We are fortunate to have two beautiful and historic churches
in the parish
St Nicholas Church Trellech
Old Church Penallt
Services are regularly conducted at both
Old Church Penallt
Accessed down unspoiled country lanes the church stands high above the Wye Valley. Constructed of Old Red Sandstone it dates from the late thirteenth or early fourteenth century, and its dedication is unknown.
The main part of the building is late medieval, although the base of the tower is earlier, and the porch is later, bearing a date of 1539. The church was restored in 1885-7 and again in 1951.
Inside, the 16th C wagon ( barrel shaped) roof has carved bosses with intriguing symbols - strange heads, the Instruments of the Crucifixion, three fish symbolising the Trinity. There is also a splendid early seventeenth-century pulpit.
There is a four-bay Perpendicular arcade. It also contains an elaborate coat of arms of Queen Anne dating from 1707.
Outside, you can see the base of the churchyard cross.
Old Church is Grade 1 listed and the Lych Gates are Grade 2 listed in their own right. Some of the gravestones are even separately Listed.
The church is home to one of the largest colonies of the lesser horseshoe bat. Because of the significance of the colony, the church is included within a Site of Special Scientific Interest.
For location see Find Us page
To see updated details of the work being done to look after the fabric of Old Church please click here ( link not yet active)
St. Nicholas, Trellech
Standing in the middle of the village , St Nicholas' Church can be seen clearly from the surrounding countryside. The present building has been here since Trellech was not a small village but a busy town larger than Cardiff or Swansea. After the town was burnt down (in about 1250), the church was rebuilt in its present form.
There is a medieval preaching cross in the churchyard and the church is entered through a door dating back to 1595.
The church was restored in 1893, when a new east window and two windows in the north wall were replaced. The Church is grade 1 listed.
The high, steeply pointed arches, topped by the clerestory windows under the flat ceiling, emphasize the simplicity of this sacred space.

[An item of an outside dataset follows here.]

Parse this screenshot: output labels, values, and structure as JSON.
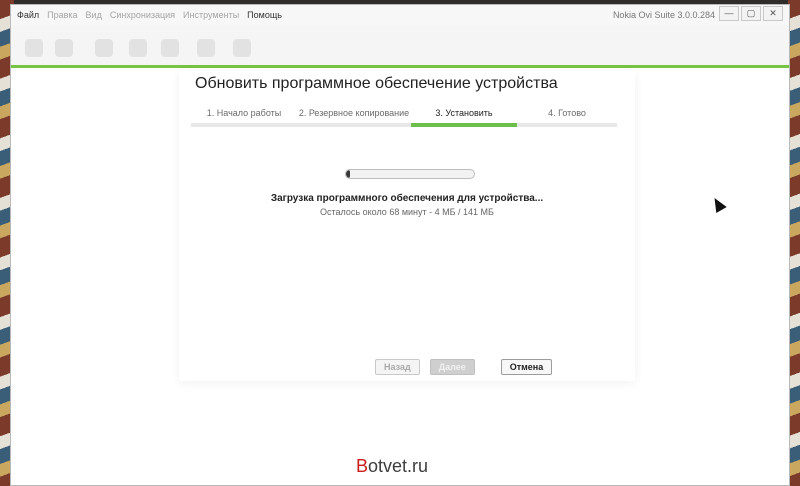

There is an avenue of thirteenth century pillars which lead to the high altar.
The communion rails, unusually, enclose the altar table on three sides. This was the arrangement favoured by the reforming Archbishop Laud, who died in 1645.
Behind the altar, in the glass of the pre-Raphaelite window, you can see the Risen Jesus. It is as if He is the host, welcoming all those who kneel around Him to His party at His altar table. Then as now, and throughout all time, it is this experience of sharing bread with the Risen Jesus and His followers that continues to form the Church.
At the west end of the church, directly below the window, is a Royal Coat of Arms for King Charles II dated 1683. Records are held by the church dating from 1692. Complete lists of vicars, from 1359, and churchwardens, from 1763, can be found in the entrance to the south aisle
The church is dedicated to St Nicholas who was the fourth century bishop of Myra in Turkey. He is the patron saint of children and also of sailors. As the patron saint of children and the giver of presents, Nicholas is the original for Santa Claus.
To see updated details of the work being done to look after the fabric of St Nicholas Church please click here ( link not yet active)